── PROVIDED RECORDS

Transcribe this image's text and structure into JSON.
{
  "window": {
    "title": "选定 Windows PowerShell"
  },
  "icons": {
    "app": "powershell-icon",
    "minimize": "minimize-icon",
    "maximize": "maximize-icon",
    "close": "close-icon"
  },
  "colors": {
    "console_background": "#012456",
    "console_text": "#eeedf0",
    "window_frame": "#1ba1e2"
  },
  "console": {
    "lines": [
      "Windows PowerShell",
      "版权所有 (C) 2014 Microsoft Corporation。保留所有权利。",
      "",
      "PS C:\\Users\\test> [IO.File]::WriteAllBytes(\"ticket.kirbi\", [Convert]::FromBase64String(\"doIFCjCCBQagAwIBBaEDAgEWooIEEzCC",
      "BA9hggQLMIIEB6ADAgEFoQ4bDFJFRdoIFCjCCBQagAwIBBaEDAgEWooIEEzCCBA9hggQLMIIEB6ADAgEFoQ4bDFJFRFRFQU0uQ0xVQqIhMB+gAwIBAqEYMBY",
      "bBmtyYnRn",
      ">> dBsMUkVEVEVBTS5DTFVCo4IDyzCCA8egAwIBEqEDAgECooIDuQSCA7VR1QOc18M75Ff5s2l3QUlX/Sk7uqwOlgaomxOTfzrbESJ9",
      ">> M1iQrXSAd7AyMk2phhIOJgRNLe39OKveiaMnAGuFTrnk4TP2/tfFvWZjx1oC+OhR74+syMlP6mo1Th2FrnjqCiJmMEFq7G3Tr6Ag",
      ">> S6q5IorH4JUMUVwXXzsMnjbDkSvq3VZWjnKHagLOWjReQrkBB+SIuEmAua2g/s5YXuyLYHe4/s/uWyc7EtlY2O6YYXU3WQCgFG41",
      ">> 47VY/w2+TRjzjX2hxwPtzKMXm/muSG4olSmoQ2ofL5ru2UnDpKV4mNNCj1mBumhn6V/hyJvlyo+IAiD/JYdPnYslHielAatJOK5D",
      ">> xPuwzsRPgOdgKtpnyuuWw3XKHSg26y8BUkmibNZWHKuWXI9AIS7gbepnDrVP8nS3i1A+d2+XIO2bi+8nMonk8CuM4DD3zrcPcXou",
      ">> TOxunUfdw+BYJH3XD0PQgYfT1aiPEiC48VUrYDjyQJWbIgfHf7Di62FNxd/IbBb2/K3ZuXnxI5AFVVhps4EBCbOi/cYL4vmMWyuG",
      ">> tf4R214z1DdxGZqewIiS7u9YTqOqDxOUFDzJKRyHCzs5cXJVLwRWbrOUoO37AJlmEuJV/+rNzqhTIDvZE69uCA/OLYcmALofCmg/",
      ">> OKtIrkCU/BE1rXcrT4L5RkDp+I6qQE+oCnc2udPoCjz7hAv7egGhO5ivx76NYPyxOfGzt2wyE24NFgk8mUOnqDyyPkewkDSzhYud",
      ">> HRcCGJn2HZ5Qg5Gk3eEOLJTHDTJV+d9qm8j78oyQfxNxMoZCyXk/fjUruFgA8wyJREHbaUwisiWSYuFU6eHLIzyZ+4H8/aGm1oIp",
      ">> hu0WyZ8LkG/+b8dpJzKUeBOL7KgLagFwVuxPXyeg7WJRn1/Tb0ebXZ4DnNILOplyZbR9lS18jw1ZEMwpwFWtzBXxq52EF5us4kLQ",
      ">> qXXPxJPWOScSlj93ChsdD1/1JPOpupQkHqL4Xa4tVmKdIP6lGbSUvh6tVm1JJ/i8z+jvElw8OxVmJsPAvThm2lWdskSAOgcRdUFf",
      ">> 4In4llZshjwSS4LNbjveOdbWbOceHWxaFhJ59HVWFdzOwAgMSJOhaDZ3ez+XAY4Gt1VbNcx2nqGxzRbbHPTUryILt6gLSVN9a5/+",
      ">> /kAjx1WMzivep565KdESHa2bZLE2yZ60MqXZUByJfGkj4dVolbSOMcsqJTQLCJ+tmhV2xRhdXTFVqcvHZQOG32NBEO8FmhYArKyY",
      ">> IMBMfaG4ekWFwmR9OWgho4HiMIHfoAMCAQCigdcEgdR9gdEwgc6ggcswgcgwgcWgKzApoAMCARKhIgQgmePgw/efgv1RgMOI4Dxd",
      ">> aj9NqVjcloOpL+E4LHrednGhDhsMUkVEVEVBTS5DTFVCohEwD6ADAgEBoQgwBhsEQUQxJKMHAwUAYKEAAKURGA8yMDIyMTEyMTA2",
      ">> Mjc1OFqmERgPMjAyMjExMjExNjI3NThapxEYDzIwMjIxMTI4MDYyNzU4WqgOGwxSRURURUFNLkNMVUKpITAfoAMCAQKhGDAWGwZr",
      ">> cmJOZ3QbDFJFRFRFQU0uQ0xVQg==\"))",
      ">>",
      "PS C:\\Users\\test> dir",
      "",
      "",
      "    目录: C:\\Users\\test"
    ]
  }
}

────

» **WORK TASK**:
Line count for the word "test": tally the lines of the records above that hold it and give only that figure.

» **ANSWER TO THE PROBLEM**:
3